THE RECORDS: Begin

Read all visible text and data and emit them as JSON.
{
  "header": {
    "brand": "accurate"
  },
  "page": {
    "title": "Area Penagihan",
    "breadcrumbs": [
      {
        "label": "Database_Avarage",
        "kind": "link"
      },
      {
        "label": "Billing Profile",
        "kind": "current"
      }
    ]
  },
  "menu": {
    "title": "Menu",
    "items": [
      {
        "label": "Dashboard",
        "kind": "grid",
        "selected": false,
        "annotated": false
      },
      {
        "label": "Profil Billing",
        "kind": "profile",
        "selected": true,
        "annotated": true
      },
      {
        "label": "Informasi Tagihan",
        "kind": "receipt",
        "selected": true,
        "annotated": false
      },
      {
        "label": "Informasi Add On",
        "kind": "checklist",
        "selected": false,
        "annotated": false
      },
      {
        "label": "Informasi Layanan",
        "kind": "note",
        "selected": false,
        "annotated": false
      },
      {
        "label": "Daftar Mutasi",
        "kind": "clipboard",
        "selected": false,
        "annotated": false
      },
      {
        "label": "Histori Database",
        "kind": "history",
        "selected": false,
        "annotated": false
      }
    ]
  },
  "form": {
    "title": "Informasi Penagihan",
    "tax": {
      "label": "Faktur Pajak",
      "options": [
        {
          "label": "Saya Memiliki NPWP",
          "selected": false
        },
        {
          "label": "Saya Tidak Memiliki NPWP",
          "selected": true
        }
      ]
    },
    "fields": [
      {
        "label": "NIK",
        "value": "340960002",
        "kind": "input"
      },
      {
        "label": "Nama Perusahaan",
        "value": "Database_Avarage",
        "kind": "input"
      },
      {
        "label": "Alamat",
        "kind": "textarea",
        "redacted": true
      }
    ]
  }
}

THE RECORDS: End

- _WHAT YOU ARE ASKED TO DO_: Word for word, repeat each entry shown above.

- _OUTPUT BELOW_:
Read all visible text and data and emit them as JSON.
{
  "header": {
    "brand": "accurate"
  },
  "page": {
    "title": "Area Penagihan",
    "breadcrumbs": [
      {
        "label": "Database_Avarage",
        "kind": "link"
      },
      {
        "label": "Billing Profile",
        "kind": "current"
      }
    ]
  },
  "menu": {
    "title": "Menu",
    "items": [
      {
        "label": "Dashboard",
        "kind": "grid",
        "selected": false,
        "annotated": false
      },
      {
        "label": "Profil Billing",
        "kind": "profile",
        "selected": true,
        "annotated": true
      },
      {
        "label": "Informasi Tagihan",
        "kind": "receipt",
        "selected": true,
        "annotated": false
      },
      {
        "label": "Informasi Add On",
        "kind": "checklist",
        "selected": false,
        "annotated": false
      },
      {
        "label": "Informasi Layanan",
        "kind": "note",
        "selected": false,
        "annotated": false
      },
      {
        "label": "Daftar Mutasi",
        "kind": "clipboard",
        "selected": false,
        "annotated": false
      },
      {
        "label": "Histori Database",
        "kind": "history",
        "selected": false,
        "annotated": false
      }
    ]
  },
  "form": {
    "title": "Informasi Penagihan",
    "tax": {
      "label": "Faktur Pajak",
      "options": [
        {
          "label": "Saya Memiliki NPWP",
          "selected": false
        },
        {
          "label": "Saya Tidak Memiliki NPWP",
          "selected": true
        }
      ]
    },
    "fields": [
      {
        "label": "NIK",
        "value": "340960002",
        "kind": "input"
      },
      {
        "label": "Nama Perusahaan",
        "value": "Database_Avarage",
        "kind": "input"
      },
      {
        "label": "Alamat",
        "kind": "textarea",
        "redacted": true
      }
    ]
  }
}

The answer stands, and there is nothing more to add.